Activity :: Reproduce the entries exactly. Omit none of them.

━━━ Records provided ━━━

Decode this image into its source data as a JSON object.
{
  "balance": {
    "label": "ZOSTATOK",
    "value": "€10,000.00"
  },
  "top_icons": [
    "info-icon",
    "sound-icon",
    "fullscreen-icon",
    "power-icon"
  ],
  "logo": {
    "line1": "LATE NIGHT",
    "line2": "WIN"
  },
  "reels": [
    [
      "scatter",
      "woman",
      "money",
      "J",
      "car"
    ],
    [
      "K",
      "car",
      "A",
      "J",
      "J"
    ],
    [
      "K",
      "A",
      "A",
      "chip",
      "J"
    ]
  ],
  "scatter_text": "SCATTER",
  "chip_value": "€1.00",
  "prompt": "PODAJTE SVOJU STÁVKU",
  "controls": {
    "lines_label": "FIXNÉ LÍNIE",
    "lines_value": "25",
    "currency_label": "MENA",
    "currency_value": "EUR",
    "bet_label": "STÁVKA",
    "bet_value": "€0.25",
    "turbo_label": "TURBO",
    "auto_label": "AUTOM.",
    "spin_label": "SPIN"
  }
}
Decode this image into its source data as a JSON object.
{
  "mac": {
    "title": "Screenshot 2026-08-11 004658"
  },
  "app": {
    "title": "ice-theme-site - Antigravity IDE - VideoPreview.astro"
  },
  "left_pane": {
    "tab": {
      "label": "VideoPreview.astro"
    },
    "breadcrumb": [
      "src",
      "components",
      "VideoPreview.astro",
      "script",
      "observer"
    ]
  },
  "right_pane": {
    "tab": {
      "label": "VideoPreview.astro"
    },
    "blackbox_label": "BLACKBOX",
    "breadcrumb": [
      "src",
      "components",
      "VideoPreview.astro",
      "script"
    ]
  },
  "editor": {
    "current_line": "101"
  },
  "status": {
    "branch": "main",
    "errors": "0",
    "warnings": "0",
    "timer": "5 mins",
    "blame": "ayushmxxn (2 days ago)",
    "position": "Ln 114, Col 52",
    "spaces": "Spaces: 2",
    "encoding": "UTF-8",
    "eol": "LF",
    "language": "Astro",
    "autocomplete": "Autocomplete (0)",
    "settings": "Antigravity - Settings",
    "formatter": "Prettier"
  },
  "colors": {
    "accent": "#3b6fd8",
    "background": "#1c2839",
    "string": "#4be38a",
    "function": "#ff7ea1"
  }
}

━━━

Result of the task ::
Decode this image into its source data as a JSON object.
{
  "balance": {
    "label": "ZOSTATOK",
    "value": "€10,000.00"
  },
  "top_icons": [
    "info-icon",
    "sound-icon",
    "fullscreen-icon",
    "power-icon"
  ],
  "logo": {
    "line1": "LATE NIGHT",
    "line2": "WIN"
  },
  "reels": [
    [
      "scatter",
      "woman",
      "money",
      "J",
      "car"
    ],
    [
      "K",
      "car",
      "A",
      "J",
      "J"
    ],
    [
      "K",
      "A",
      "A",
      "chip",
      "J"
    ]
  ],
  "scatter_text": "SCATTER",
  "chip_value": "€1.00",
  "prompt": "PODAJTE SVOJU STÁVKU",
  "controls": {
    "lines_label": "FIXNÉ LÍNIE",
    "lines_value": "25",
    "currency_label": "MENA",
    "currency_value": "EUR",
    "bet_label": "STÁVKA",
    "bet_value": "€0.25",
    "turbo_label": "TURBO",
    "auto_label": "AUTOM.",
    "spin_label": "SPIN"
  }
}
Decode this image into its source data as a JSON object.
{
  "mac": {
    "title": "Screenshot 2026-08-11 004658"
  },
  "app": {
    "title": "ice-theme-site - Antigravity IDE - VideoPreview.astro"
  },
  "left_pane": {
    "tab": {
      "label": "VideoPreview.astro"
    },
    "breadcrumb": [
      "src",
      "components",
      "VideoPreview.astro",
      "script",
      "observer"
    ]
  },
  "right_pane": {
    "tab": {
      "label": "VideoPreview.astro"
    },
    "blackbox_label": "BLACKBOX",
    "breadcrumb": [
      "src",
      "components",
      "VideoPreview.astro",
      "script"
    ]
  },
  "editor": {
    "current_line": "101"
  },
  "status": {
    "branch": "main",
    "errors": "0",
    "warnings": "0",
    "timer": "5 mins",
    "blame": "ayushmxxn (2 days ago)",
    "position": "Ln 114, Col 52",
    "spaces": "Spaces: 2",
    "encoding": "UTF-8",
    "eol": "LF",
    "language": "Astro",
    "autocomplete": "Autocomplete (0)",
    "settings": "Antigravity - Settings",
    "formatter": "Prettier"
  },
  "colors": {
    "accent": "#3b6fd8",
    "background": "#1c2839",
    "string": "#4be38a",
    "function": "#ff7ea1"
  }
}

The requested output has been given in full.